Author: Cat Winters
Rating: 7 out of 10
Summary (Dreaming about goodreads): Olivia Mead is a headstrong, independent girl—a suffragist—in an age that prefers its girls to be docile. It’s 1900 in Oregon, and Olivia’s father, concerned that she’s headed for trouble, convinces a stage mesmerist to try to hypnotize the rebellion out of her. But the hypnotist, an intriguing young man named Henri Reverie, gives her a terrible gift instead: she’s able to see people’s true natures, manifesting as visions of darkness and goodness, while also unable to speak her true thoughts out loud. These supernatural challenges only make Olivia more determined to speak her mind, and so she’s drawn into a dangerous relationship with the hypnotist and his mysterious motives, all while secretly fighting for the rights of women. Winters breathes new life into history once again with an atmospheric, vividly real story, including archival photos and art from the period throughout.
My Thoughts: This book was different. Even the cover was different. My copy has this weird ridged spiral (see the above pictures) over the whole cover that intrigued me. So, I judged a book by its cover...sue me (but actually don't because I don't have any money). It turned out to be a good thing that I picked up this book.
I've been getting more into these historical fiction books. They show you a world that you don't get to experience every day. Modern novels are great but why not use books to really experience something new? I felt the same about the Diviners.
Anyway, the characters. Well, I kind of hated Henri. I mean, really? You had to let this girl suffer? There was absolutely nothing that you could do? I call BS. If I were Olivia, I wouldn't have helped him. I don't think that I would have liked him very much. She seemed upset but oddly fine with the whole thing. That bothered me quite a bit. As for Olivia? I felt so bad for her. Even I was getting frustrated. Her life just wasn't fair and she couldn't even do anything about it. I thought that it was fantastic that she tried to follow the women's rights movement even though she had so little freedom and it caused her so much trouble.
This is the first book I've read with a hypnotist and a dentist in it. It was a strange combination. This is one of those bizarre book things that makes me wonder what the writer was doing or thinking about while writing this book. Winters, if you read this, I'm curious how you feel about your dentist.
However, I think that I wanted more. I want more interaction between Olivia and Henri and I want to get a better conclusion. It was a good ending but it left me with too many questions about everyone's future.
So: I thought this book was great. I enjoyed the uniqueness and the struggle that Olivia was facing. I've never read books about the women's rights movement or dentists or hypnotists and I haven't read much that takes place in the 1900's. All of these things together made for a special experience.
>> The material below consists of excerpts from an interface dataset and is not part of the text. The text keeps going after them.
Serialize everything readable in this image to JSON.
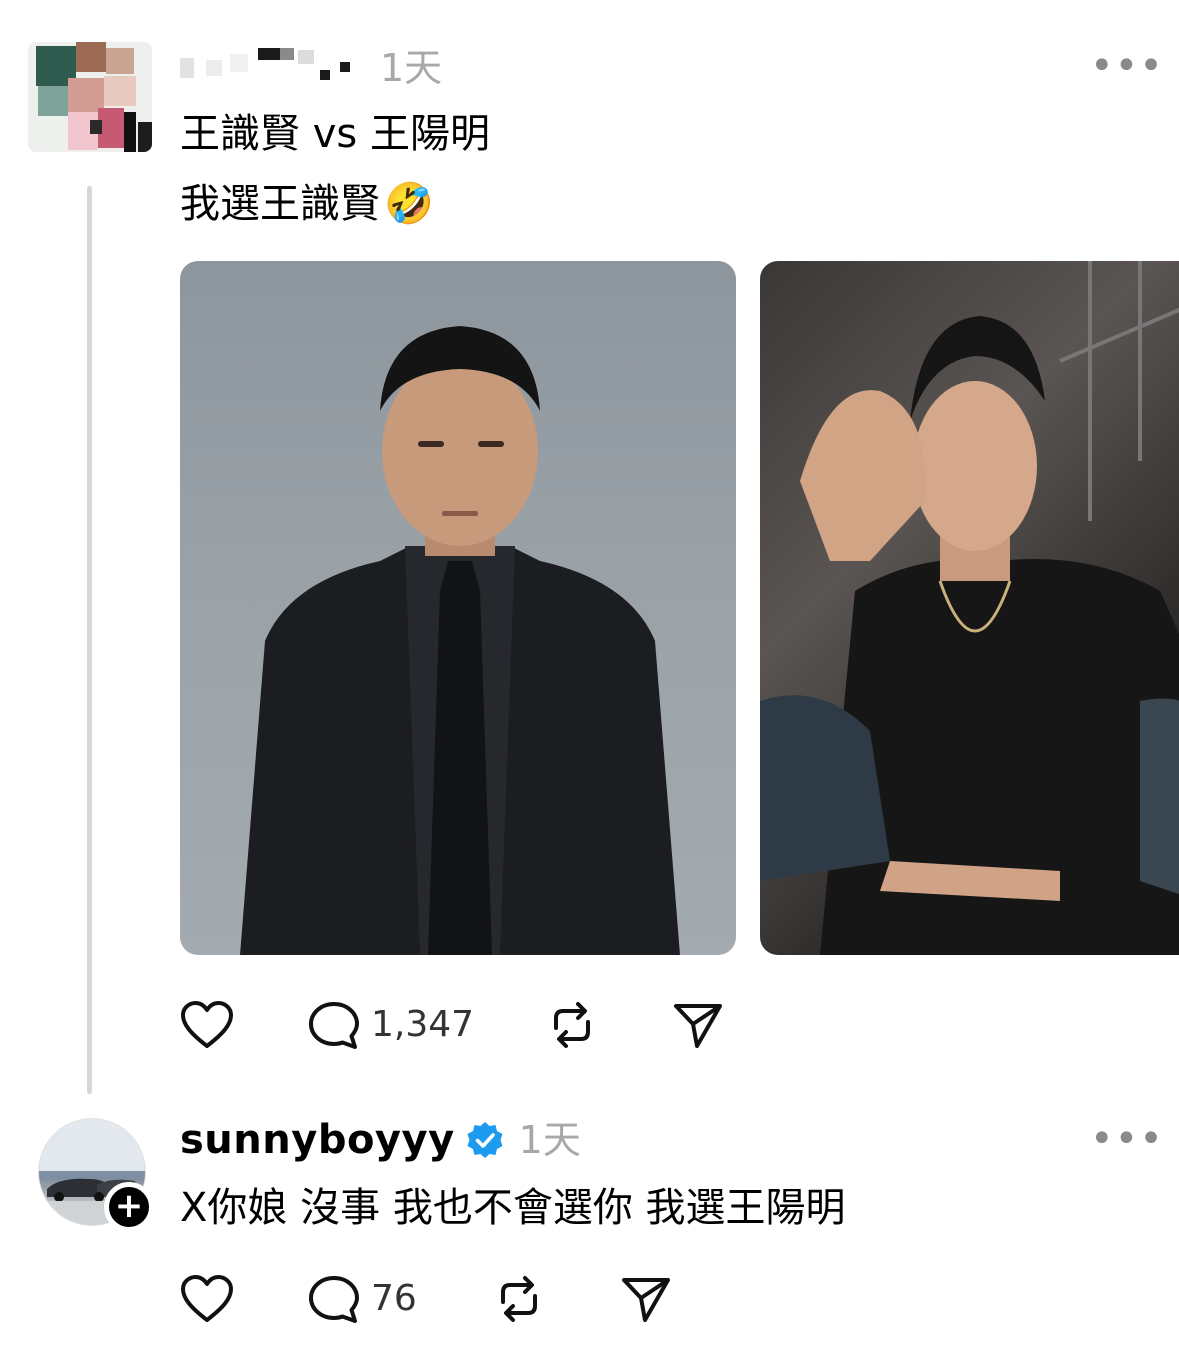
{
  "post": {
    "time": "1天",
    "more_label": "•••",
    "lines": [
      "王識賢 vs 王陽明",
      "我選王識賢"
    ],
    "emoji": "🤣",
    "stats": {
      "replies": "1,347"
    }
  },
  "reply": {
    "username": "sunnyboyyy",
    "verified": true,
    "time": "1天",
    "more_label": "•••",
    "text": "X你娘 沒事 我也不會選你 我選王陽明",
    "stats": {
      "replies": "76"
    }
  },
  "icons": {
    "like": "heart-icon",
    "reply": "comment-icon",
    "repost": "repost-icon",
    "share": "send-icon",
    "verified": "verified-badge-icon",
    "follow": "plus-icon"
  },
  "colors": {
    "verified": "#1d9bf0",
    "muted_text": "#a8a8a8",
    "thread_line": "#d6d6d6"
  }
}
Winters spins a wonderful tale with A+ writing and attention to detail. I would read this book again in a second.
I think I will keep an eye out for Winters' other novels.